I have been biking a lot lately, and taking the opportunity to explore some of the hidden gastronomic gems along my favorite bike trails. I bike to work regularly along the Minneapolis Greenway, which runs east to west from Lake Calhoun to the Mississippi River Road, which means I ride past the Midtown Bike Center all the time. But until recently I had never really bothered to explore the offerings at the Midtown Bike Cafe.
The Midtown Bike Cafe definitely qualifies as a hidden gem – unless you arrive on a bike, it’s very difficult to get there, and it is quite possible to ride by the Freewheel Midtown Bike Center and never know that there is a cafe hidden inside. You can’t get there by car, and to get there by foot you have to either walk there along the Minneapolis Greenway, or walk over from the Midtown Global Market, crossing the Greenway in a pedestrian skyway.
What lured me in was a sign outside the entrance that said “Meet Phil! He slices! He dices! He makes our amazing food!” Phil turned out to be Phil Velo, formerly known as Phil Werst. (Velo is French for bicycle. It’s a long story.)
It turns out that Phil really does slice and dice – all the soups, salads, sandwiches and pastries are made from scratch in the tiny kitchen on the premises. “Amazing” might be a bit of a stretch, I’d rate the food as very good – surprisingly good for a coffee house.
Before coming to the Bike Cafe, Phil worked at the Birchwood Cafe, Common Roots, Restaurant Alma and the long-departed RockStar with Steven Brown. The soups and salads are mostly vegetarian, and many are also vegan and gluten free. The salads change every few days, but seem to be variations on a theme: bowtie pasta with sundried tomatoes and pesto one day, and then with chickpeas, mushrooms and artichoke hearts the next. Soups ($3.75 a cup, $4.50 a bowl) can range from curried tomato and chickpeas in coconut milk to a creamy chowder of potatoes, squash and bacon, or a hearty and delicious mushroom potato soup.
At $4.95, the sandwiches are a bargain – mostly variations on beef, turkey, ham or tuna with cheese and veggies, but a vegetarian sandwich of curried pumpkin hummus with apple onion chutney and greens is also offered. You can get a good overview of the cuisine by ordering a soup and salad combo of three items for $7.50. The baked goods are a new addition to the menu, but they include bars, muffins, and sweet and savory scones ($2- $3.) The cafe also features Peace coffee, espresso and cappucino (presumably delivered by bike), as well as Sebastian Joe’s ice creams.
The offerings seem to vary a bit from day to day, but highlights of my recent visits have included a hearty and delicious mushroom potato soup, and a lively curried tomato chick pea soup in a rich coconut cream base. The cafe is open from 6:30 a.m. to 7 p.m. Monday to Friday, and 8 a.m. to 5 p.m. on weekends.
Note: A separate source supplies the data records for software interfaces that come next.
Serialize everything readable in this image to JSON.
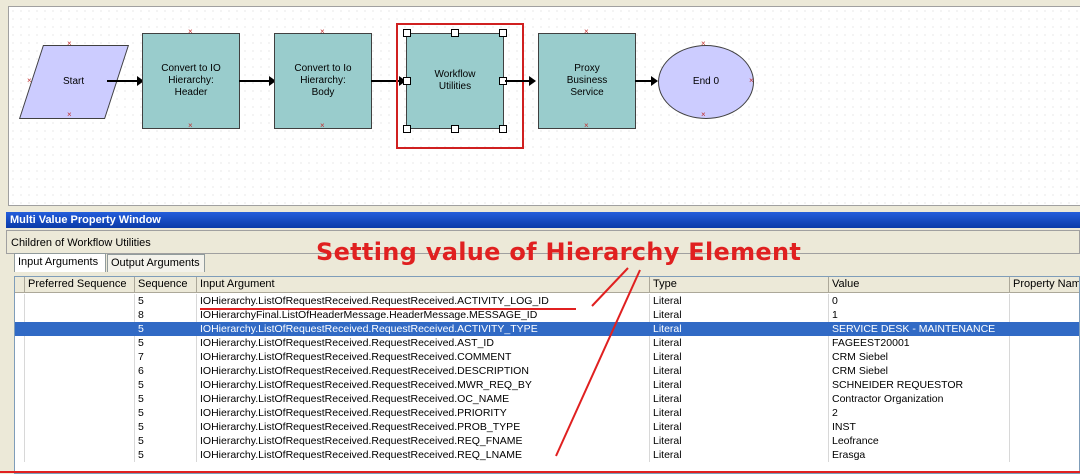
{
  "workflow": {
    "nodes": [
      {
        "id": "start",
        "label": "Start"
      },
      {
        "id": "convert-header",
        "label": "Convert to IO Hierarchy: Header"
      },
      {
        "id": "convert-body",
        "label": "Convert to Io Hierarchy: Body"
      },
      {
        "id": "workflow-utilities",
        "label": "Workflow Utilities"
      },
      {
        "id": "proxy-bs",
        "label": "Proxy Business Service"
      },
      {
        "id": "end",
        "label": "End 0"
      }
    ]
  },
  "panel": {
    "title": "Multi Value Property Window",
    "children_label": "Children of Workflow Utilities",
    "tabs": [
      {
        "label": "Input Arguments",
        "active": true
      },
      {
        "label": "Output Arguments",
        "active": false
      }
    ]
  },
  "annotation": "Setting value of Hierarchy Element",
  "table": {
    "columns": [
      "Preferred Sequence",
      "Sequence",
      "Input Argument",
      "Type",
      "Value",
      "Property Nam"
    ],
    "rows": [
      {
        "seq": "5",
        "arg": "IOHierarchy.ListOfRequestReceived.RequestReceived.ACTIVITY_LOG_ID",
        "type": "Literal",
        "value": "0"
      },
      {
        "seq": "8",
        "arg": "IOHierarchyFinal.ListOfHeaderMessage.HeaderMessage.MESSAGE_ID",
        "type": "Literal",
        "value": "1"
      },
      {
        "seq": "5",
        "arg": "IOHierarchy.ListOfRequestReceived.RequestReceived.ACTIVITY_TYPE",
        "type": "Literal",
        "value": "SERVICE DESK - MAINTENANCE",
        "selected": true
      },
      {
        "seq": "5",
        "arg": "IOHierarchy.ListOfRequestReceived.RequestReceived.AST_ID",
        "type": "Literal",
        "value": "FAGEEST20001"
      },
      {
        "seq": "7",
        "arg": "IOHierarchy.ListOfRequestReceived.RequestReceived.COMMENT",
        "type": "Literal",
        "value": "CRM Siebel"
      },
      {
        "seq": "6",
        "arg": "IOHierarchy.ListOfRequestReceived.RequestReceived.DESCRIPTION",
        "type": "Literal",
        "value": "CRM Siebel"
      },
      {
        "seq": "5",
        "arg": "IOHierarchy.ListOfRequestReceived.RequestReceived.MWR_REQ_BY",
        "type": "Literal",
        "value": "SCHNEIDER REQUESTOR"
      },
      {
        "seq": "5",
        "arg": "IOHierarchy.ListOfRequestReceived.RequestReceived.OC_NAME",
        "type": "Literal",
        "value": "Contractor Organization"
      },
      {
        "seq": "5",
        "arg": "IOHierarchy.ListOfRequestReceived.RequestReceived.PRIORITY",
        "type": "Literal",
        "value": "2"
      },
      {
        "seq": "5",
        "arg": "IOHierarchy.ListOfRequestReceived.RequestReceived.PROB_TYPE",
        "type": "Literal",
        "value": "INST"
      },
      {
        "seq": "5",
        "arg": "IOHierarchy.ListOfRequestReceived.RequestReceived.REQ_FNAME",
        "type": "Literal",
        "value": "Leofrance"
      },
      {
        "seq": "5",
        "arg": "IOHierarchy.ListOfRequestReceived.RequestReceived.REQ_LNAME",
        "type": "Literal",
        "value": "Erasga"
      }
    ]
  },
  "colors": {
    "step": "#99cccc",
    "terminal": "#ccccff",
    "selection": "#d02020",
    "selected_row": "#316ac5",
    "annotation": "#e02020"
  }
}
The weekend hours may change in November, but the cafe, and the Bike Center, will stay open through the winter.
I always discover some new food find when I explore the Midtown Global Market – just across the Greenway from the Midtown Bike Center – and the fact that the Sonora Grill has been open since July means that I don’t explore the MGM often enough. The menu is billed as Spanish and South American, but there is also a strong Mexican influence, from the name (a state in Mexico) to the caramelos, described as Sonora-style tacos, and a weekly special of tostadas topped with pork belly and oyster mushrooms.
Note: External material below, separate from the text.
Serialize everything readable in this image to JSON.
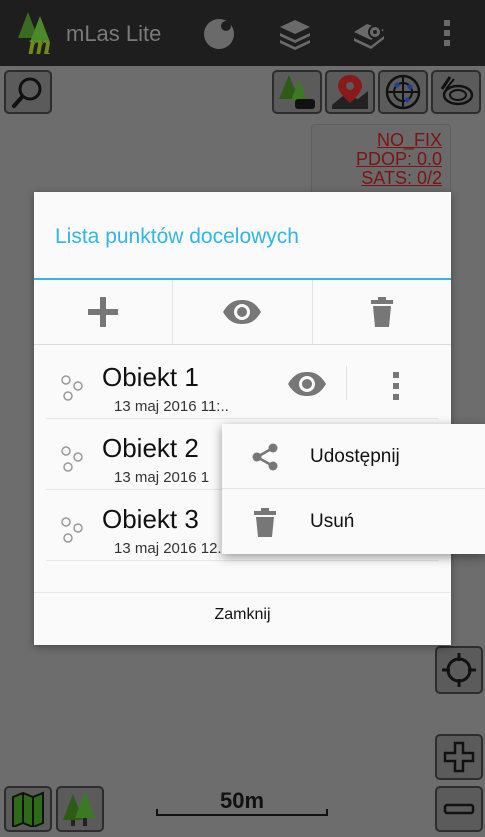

We only tried a few items, including the very tasty shrimp taco, fried in a bright red tempura batter, and served with a cilantro aioli and cabbage ($2.50); the eggplant bocadillo (sandwich) crisply fried in a panko like crust, and topped with cheese, aioli, arugala and tomato ($5.90; $7.90 with fries); and a tilapia salad with a cilantro vinaigrette, olives, lettuce and arugela ($5.90). There is a lot more I would like to try, including the pinchos (skewers) of pork guajillo or beef chimichurri, served with Peruvian rice and guajillo beans ($8.50), and the pork and beef bocadillos.